This Nintendo Game Boy-inspired walkie talkie takes you straight to the 90’s with style!

10-2, the 90s are back with this Nintendo Game Boy-inspired walkie-talkie!

Designer Sidhant Patnaik’s skills in KeyShot will take most of us back to our childhood a.k.a the time we didn’t have smartphones but instead, we had beloved gadgets like Game Boys. Even today you will find many Game Boy stans and this walkie-talkie is a collectible for the fandom.

The design sticks to the original aesthetics but instead of playing your favorite games, this one lets you communicate with those around you (yes, we all have phones but this is far more exciting!) so better brush up on the lingo, do you copy?

Bonus points to Sidhant for the neon-yellow screen that takes us to the glow you would see every night you spend your eyes glued to your game while staying up, late in the night!

The volume controls are run by a tiny knob on the top of the walkie-talkie, with a red line to highlight the volume. The classic combination of red, white, and black is an ode to our memories.

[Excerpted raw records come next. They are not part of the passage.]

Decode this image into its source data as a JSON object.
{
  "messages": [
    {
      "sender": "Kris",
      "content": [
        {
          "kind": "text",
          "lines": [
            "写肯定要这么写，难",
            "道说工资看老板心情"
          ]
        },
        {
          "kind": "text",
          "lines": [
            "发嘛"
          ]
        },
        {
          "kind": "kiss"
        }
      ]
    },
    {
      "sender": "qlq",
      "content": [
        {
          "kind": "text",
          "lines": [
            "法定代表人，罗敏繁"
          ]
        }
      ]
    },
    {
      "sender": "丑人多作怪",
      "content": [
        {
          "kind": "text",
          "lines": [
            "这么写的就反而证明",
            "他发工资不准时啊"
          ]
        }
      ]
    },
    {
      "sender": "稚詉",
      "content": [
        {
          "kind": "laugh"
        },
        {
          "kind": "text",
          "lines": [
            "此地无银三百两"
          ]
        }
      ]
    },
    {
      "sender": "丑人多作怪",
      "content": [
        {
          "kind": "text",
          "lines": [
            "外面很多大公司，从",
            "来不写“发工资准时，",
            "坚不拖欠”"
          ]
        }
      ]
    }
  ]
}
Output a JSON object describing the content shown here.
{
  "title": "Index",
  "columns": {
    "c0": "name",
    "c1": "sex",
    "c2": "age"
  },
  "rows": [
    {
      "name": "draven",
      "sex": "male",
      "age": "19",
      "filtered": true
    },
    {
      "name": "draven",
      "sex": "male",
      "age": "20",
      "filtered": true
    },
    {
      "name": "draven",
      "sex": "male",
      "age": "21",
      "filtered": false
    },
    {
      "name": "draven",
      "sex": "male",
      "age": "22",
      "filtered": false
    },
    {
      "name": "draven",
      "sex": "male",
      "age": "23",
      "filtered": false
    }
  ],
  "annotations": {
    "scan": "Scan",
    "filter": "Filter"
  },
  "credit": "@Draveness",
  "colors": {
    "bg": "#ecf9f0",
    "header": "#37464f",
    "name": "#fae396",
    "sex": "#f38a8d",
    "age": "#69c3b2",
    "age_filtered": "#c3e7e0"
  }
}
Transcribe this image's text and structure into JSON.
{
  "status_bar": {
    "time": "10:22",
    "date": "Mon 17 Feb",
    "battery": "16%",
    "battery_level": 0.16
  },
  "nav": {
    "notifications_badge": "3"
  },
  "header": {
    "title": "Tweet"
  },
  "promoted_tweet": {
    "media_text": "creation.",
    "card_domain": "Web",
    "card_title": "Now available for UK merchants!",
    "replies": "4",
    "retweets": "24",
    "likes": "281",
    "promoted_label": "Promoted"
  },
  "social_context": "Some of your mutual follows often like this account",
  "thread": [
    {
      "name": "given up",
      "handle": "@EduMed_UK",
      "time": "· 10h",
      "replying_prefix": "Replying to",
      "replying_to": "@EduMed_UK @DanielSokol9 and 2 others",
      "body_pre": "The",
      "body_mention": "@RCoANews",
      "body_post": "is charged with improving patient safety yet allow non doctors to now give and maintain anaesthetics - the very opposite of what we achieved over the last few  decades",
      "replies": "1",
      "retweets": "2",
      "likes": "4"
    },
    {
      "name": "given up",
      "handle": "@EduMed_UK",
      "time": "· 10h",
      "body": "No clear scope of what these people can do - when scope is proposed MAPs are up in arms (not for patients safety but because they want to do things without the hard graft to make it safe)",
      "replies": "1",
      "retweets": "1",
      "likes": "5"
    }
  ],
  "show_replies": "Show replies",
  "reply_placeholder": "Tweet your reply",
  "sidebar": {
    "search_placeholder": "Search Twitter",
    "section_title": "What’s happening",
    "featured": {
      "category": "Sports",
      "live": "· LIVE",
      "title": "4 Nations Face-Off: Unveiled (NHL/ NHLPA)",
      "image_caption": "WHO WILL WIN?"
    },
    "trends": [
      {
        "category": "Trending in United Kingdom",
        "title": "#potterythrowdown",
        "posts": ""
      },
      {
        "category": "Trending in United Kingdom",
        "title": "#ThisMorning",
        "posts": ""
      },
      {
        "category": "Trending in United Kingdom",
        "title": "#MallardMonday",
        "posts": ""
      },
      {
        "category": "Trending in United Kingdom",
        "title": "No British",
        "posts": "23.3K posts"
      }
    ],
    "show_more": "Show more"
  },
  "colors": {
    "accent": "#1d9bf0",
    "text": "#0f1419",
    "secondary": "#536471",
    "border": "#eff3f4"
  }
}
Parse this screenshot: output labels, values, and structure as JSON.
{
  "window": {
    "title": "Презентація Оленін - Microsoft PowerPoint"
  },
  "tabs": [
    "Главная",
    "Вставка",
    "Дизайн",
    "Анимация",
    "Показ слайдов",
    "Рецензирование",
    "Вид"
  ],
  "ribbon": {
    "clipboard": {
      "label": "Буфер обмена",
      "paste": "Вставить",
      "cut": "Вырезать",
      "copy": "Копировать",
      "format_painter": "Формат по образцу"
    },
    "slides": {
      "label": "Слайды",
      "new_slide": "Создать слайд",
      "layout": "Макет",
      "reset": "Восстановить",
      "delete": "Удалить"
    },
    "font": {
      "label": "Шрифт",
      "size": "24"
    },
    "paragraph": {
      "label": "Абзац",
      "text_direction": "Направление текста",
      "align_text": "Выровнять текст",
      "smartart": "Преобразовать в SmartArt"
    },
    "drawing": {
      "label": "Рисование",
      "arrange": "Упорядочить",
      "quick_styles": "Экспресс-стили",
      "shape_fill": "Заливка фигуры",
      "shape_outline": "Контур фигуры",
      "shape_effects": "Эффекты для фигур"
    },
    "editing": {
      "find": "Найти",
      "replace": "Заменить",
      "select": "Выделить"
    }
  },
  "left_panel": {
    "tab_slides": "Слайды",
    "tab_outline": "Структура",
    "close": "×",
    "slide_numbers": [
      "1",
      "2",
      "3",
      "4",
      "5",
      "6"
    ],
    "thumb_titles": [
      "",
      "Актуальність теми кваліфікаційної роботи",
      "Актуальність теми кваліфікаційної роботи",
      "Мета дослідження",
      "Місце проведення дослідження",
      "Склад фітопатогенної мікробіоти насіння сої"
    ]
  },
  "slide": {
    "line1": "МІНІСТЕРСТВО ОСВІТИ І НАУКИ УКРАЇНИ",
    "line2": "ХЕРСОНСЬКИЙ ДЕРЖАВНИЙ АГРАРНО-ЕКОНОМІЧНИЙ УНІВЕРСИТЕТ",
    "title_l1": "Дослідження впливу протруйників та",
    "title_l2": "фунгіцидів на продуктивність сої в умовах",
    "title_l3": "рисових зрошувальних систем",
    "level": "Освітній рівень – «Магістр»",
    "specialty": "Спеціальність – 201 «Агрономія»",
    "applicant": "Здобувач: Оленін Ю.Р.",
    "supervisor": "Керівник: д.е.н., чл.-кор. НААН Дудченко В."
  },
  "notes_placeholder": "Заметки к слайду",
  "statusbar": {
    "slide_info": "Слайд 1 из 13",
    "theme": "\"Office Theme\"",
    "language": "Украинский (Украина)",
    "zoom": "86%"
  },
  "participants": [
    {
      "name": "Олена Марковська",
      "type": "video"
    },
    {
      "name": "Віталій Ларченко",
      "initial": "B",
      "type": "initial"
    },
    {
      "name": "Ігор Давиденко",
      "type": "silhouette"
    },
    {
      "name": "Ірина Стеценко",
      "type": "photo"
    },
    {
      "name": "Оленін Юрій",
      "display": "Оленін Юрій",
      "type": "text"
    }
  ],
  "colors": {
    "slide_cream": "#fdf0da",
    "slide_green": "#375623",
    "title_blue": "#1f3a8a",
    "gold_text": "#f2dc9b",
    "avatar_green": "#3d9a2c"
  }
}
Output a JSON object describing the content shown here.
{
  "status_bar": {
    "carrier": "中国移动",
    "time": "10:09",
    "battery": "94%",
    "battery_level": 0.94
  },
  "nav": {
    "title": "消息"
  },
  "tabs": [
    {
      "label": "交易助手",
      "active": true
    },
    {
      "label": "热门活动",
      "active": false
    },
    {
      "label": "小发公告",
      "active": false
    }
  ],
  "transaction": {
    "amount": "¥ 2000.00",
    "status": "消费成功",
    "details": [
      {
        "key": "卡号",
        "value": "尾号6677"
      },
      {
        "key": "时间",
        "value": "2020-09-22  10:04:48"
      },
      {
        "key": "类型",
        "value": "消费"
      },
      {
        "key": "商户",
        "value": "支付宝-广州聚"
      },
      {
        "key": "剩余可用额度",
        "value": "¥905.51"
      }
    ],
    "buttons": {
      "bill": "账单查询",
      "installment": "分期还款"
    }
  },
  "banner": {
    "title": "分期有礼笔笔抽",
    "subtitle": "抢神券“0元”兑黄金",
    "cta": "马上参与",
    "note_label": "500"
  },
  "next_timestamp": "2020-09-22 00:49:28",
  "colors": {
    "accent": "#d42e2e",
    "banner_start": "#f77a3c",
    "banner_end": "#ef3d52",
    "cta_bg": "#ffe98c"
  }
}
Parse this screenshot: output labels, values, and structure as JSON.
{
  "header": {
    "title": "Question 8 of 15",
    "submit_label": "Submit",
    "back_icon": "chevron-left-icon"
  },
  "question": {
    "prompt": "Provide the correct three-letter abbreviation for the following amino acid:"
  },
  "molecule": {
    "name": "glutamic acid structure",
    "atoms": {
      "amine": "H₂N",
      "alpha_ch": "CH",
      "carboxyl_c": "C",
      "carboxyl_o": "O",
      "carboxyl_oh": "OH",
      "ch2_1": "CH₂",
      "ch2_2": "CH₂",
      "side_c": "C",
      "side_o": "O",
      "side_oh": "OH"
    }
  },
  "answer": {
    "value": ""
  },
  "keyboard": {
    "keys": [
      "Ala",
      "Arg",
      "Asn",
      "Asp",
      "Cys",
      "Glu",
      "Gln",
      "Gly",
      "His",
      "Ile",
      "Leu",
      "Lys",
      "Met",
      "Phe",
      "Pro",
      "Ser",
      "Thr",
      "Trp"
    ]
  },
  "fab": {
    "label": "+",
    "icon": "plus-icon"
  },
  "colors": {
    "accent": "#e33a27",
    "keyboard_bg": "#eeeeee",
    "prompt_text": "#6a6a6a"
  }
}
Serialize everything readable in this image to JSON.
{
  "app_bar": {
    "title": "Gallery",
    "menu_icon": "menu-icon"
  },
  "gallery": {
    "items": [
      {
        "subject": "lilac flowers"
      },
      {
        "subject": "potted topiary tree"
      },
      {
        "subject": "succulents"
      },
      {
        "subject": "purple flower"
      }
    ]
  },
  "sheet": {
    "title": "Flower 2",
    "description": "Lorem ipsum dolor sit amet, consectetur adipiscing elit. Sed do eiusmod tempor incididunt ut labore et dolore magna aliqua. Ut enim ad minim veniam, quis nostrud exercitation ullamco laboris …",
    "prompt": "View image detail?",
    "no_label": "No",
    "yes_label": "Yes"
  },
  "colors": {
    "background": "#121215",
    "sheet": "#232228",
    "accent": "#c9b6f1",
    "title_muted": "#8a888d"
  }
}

If this walkie-talkie becomes a reality, it will be like the summer of Pokemon Go all over again and we are not complaining!

Designer: Sidhant Patnaik

ICYMI: We try out Samsung’s S Pen/case combo for the Galaxy S21 Ultra

Samsung brought its S Pen to the Galaxy smartphone series for the first time this year. This week, we were able to check out the new S Pen/case combo for the S21 Ultra and we found it capable but not as refined as we would have expected. We also play...

Researchers created a Game Boy that doesn’t need batteries

The original Game Boy was no slouch when it came to battery life. With four simple AA batteries, you could play games like Tetris and Super Mario Land for about 10 to 15 hours. That was something that made the Game Boy so much more appealing than its...